▸ **Work to be completed**: Lines from the records below that contain the word "title" are to be copied out.
*** Begin section ***
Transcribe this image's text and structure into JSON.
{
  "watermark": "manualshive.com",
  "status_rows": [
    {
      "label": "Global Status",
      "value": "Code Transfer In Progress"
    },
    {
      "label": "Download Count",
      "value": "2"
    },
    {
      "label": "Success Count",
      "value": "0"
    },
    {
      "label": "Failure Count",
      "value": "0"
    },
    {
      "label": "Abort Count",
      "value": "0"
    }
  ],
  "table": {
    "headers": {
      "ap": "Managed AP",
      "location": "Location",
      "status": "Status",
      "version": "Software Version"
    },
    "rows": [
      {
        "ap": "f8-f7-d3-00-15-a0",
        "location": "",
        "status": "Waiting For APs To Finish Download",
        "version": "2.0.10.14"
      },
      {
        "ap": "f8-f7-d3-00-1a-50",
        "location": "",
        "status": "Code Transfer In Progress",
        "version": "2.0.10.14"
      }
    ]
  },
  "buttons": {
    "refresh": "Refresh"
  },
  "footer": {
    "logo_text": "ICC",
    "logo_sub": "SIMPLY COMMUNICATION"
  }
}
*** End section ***
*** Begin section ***
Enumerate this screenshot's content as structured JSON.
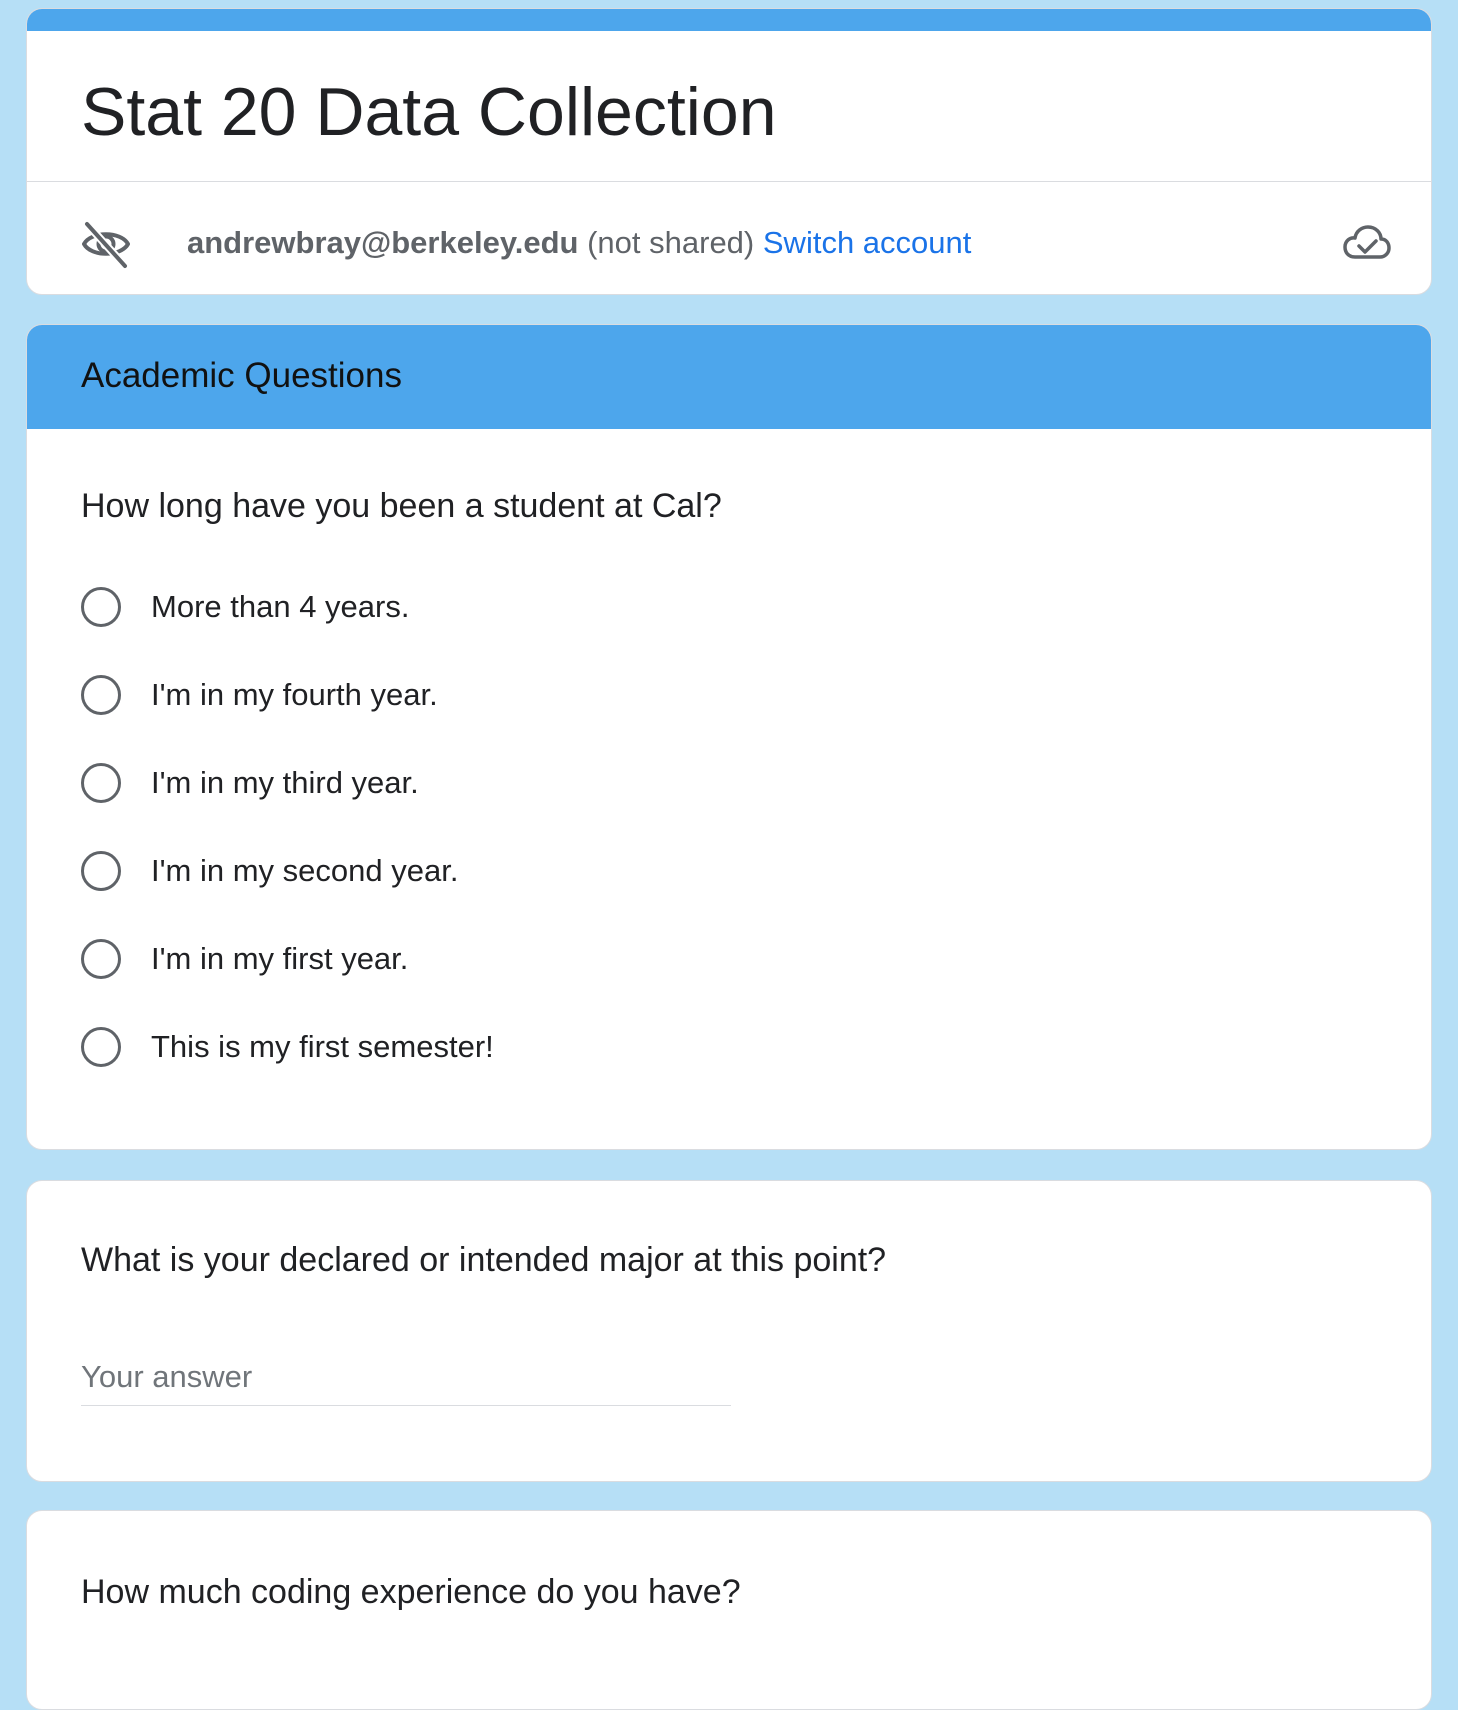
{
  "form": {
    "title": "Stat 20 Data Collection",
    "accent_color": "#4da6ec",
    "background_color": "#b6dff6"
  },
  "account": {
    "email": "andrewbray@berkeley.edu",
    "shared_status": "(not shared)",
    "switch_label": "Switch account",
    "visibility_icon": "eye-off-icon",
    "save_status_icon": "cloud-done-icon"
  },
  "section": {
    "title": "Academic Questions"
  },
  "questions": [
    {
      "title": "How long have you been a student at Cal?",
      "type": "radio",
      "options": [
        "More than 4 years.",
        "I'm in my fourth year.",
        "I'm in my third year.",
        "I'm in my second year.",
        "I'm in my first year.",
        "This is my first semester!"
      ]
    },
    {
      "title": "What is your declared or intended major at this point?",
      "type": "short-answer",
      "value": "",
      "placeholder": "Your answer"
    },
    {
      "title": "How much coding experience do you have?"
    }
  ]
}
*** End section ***
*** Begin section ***
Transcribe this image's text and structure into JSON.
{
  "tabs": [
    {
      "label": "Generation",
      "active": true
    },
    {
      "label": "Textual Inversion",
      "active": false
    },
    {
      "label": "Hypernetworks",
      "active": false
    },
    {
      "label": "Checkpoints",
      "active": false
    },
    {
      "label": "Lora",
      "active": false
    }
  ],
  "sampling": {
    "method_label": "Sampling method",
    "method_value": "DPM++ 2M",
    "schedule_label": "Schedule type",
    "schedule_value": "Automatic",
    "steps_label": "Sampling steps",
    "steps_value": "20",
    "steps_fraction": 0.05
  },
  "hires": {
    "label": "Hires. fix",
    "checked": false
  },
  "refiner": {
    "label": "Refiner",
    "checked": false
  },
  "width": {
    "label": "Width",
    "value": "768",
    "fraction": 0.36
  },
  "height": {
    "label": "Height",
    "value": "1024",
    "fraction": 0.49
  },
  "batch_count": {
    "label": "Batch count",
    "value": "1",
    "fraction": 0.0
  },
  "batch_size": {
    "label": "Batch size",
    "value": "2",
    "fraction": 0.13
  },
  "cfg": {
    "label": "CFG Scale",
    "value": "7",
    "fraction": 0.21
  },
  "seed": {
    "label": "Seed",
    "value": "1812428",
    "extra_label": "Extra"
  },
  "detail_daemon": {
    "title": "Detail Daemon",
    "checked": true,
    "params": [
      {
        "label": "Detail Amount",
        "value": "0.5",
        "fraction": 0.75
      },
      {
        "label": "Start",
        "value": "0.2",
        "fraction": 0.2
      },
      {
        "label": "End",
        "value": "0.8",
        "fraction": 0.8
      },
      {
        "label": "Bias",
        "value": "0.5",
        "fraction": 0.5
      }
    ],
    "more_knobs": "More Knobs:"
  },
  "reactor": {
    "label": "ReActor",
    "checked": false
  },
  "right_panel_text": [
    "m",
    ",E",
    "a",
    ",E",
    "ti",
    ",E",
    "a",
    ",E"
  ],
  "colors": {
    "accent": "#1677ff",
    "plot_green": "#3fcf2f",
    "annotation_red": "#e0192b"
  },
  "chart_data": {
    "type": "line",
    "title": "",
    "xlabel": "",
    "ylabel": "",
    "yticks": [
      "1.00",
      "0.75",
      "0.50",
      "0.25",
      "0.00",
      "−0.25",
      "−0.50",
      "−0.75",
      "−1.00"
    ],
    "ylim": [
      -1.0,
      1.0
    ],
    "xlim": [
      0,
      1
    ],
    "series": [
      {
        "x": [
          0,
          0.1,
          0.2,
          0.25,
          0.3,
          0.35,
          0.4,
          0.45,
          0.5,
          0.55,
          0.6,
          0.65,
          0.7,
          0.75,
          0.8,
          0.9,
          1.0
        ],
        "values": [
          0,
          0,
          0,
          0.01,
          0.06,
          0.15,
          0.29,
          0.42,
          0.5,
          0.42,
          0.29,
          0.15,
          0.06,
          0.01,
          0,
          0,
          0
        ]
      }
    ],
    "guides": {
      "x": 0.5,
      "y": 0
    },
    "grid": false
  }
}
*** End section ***
▸ **Result of the exercise**:
    "title": "Stat 20 Data Collection",
    "title": "Academic Questions"
      "title": "How long have you been a student at Cal?",
      "title": "What is your declared or intended major at this point?",
      "title": "How much coding experience do you have?"
    "title": "Detail Daemon",
    "title": "",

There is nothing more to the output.